Crazy Parents


Crazy parents.


We hear it all the time.


The best coaching job in America is at the orphanage.


If it weren’t for the parents coaching would be a joy.


Coaches in every sport, at every level, hear this same refrain.


Parents aren’t really crazy. They just love their kids. They are sometimes misguided in their beliefs about their role in supporting and helping their kids in their athletic careers, but the bottom line is they are not bad people. They are overwhelmed by their love for their kids to do and say things that they would not normally say or do.


So how do I know this, you ask? Well I have first-hand knowledge that I would like to share.


My wife Terry and I coached together for about 30 years before she got sick. We often talked about how parents of players we coached were a little crazy and, in some cases difficult to deal with. She had tons of experience dealing with the impact  these parents could have on their kids and the teams their kids were on.

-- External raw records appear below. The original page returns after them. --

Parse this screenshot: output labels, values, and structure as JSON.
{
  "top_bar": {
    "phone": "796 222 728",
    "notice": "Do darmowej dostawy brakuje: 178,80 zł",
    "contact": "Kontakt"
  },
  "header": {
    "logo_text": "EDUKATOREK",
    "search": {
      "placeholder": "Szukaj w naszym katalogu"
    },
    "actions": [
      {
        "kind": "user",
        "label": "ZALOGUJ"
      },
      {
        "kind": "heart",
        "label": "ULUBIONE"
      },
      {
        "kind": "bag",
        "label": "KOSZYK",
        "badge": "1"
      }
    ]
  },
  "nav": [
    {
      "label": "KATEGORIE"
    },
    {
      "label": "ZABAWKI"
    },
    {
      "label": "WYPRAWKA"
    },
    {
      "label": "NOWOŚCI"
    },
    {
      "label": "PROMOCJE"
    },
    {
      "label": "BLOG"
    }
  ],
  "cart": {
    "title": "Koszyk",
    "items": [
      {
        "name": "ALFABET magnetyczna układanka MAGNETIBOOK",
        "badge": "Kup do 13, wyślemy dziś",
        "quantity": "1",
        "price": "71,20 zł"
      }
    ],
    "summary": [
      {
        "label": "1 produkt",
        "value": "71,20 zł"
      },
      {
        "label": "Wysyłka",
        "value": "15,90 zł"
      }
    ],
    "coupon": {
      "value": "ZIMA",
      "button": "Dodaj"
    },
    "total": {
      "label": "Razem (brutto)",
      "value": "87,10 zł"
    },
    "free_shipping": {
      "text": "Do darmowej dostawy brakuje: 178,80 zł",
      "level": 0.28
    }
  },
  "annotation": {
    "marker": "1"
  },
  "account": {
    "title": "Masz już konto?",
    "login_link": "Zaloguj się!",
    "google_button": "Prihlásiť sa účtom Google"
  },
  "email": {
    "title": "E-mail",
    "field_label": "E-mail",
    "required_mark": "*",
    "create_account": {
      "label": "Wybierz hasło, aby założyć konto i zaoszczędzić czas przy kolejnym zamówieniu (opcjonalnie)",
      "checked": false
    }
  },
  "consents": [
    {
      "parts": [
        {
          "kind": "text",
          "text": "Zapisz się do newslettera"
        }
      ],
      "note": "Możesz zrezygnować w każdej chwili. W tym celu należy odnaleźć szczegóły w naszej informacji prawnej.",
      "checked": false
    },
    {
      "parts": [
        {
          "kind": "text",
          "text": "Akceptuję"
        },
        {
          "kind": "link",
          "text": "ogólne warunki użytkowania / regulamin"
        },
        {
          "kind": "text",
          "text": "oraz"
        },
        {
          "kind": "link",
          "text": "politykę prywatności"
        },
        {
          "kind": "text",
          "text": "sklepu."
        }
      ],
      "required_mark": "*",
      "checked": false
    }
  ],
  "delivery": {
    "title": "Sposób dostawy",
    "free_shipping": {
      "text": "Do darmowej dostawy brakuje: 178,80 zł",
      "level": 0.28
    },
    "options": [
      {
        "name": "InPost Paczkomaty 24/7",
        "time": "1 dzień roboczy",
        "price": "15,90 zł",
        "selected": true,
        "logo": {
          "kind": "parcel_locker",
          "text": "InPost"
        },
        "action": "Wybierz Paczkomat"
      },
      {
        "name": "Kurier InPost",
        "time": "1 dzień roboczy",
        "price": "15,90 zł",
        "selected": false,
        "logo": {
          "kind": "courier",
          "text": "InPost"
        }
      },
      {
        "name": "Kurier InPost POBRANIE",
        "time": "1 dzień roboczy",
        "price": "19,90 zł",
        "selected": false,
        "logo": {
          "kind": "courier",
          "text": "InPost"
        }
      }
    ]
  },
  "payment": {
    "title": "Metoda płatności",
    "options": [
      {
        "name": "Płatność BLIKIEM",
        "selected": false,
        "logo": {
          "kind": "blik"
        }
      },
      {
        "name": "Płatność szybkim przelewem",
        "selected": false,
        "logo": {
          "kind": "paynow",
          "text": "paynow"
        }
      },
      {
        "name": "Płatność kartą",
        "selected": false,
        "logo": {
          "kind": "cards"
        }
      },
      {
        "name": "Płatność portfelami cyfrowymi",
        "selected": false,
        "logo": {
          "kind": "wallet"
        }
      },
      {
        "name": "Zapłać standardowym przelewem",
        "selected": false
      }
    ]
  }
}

Then something happened. Our son Chuck started playing soccer. Of course, like all kids he started in rec leagues and played for fun. Well, of course we decided pretty quickly that rec wasn’t the level that he belonged at so he started playing club ball. In the soccer world, club ball is what we think of as travel ball. Same animal just a different name.


As Chuck got older, he continued up the club ladder and became a pretty good goalie. He started playing for the high school team and many of his club teammates were also part of the high school program. They were good, in their league, but not great. They won some. lost some and, as much as I hated to see it, tied some too.

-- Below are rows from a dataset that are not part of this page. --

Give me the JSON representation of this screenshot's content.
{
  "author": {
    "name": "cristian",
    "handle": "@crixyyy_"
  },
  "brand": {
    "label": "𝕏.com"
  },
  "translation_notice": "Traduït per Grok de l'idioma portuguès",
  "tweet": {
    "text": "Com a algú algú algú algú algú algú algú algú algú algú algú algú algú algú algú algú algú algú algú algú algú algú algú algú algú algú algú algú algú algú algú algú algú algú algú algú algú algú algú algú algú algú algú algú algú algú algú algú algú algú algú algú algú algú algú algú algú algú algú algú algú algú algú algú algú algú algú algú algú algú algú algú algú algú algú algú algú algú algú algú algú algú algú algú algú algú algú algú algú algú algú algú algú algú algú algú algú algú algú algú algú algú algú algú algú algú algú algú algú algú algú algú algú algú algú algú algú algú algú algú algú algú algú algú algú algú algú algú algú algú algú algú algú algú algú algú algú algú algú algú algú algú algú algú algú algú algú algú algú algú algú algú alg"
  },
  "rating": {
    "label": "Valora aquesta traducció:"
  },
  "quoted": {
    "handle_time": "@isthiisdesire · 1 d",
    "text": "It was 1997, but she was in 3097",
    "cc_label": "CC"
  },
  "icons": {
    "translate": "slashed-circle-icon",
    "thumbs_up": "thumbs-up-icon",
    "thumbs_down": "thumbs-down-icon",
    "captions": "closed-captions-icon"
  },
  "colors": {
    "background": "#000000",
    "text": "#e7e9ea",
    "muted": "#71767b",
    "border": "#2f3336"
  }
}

Now here is where this walk down memory lane applies to softball. Many of the moms of soccer players became very good friends with Terry. They did all the soccer mom things and were at all the games. They built a strong bond over watching the games and their kids play them. They became pretty knowledgable about the game and with knowledge comes opinions. Once in a while, that group opinion was centered around the coaching that the boys were receiving. Or as one mom said, “weren’t getting!”.


Slowly it turned, from a little doubt, to a lot of doubt, to second guessing, to deciding who should play where and when. Why the coach should have done this, or when the coach should have done that.


“If he would only let the kids play and stop trying to coach them!” was one of my favorite lines. Terry didn’t say that gem but she didn’t argue against it either.


So what’s the point? My wife, the professional softball coach, who had seen all the damage that a parent can do, had become one of those parents. She didn’t even realize that she had slid down the very slippery slope of “crazy parenthood”.


Terry loved Chuck so much that she lost her perspective. If it could happen to her, it can happen to anyone.


One day, on the ride home from a soccer tournament I asked Terry if she thought the “Mom” committee was a good thing? Was second guessing the coach a good thing? She had a long list of all the things that the coach had done that proved he deserved to be doubted. 


Sort of like the lists all the parents of our players have about us?


About the Author: Tory Acheson brings a wealth of knowledge to the Fastpitch Prep staff. He has coached at all levels of the game, including the last 25 years at the college level at the University of Wisconsin – Parkside, Tennessee Tech and Kennesaw State. He began his coaching career at the high school level spending 9 years Whitnall High School in Greenfield, Wis. and is now working as a professional softball instructor.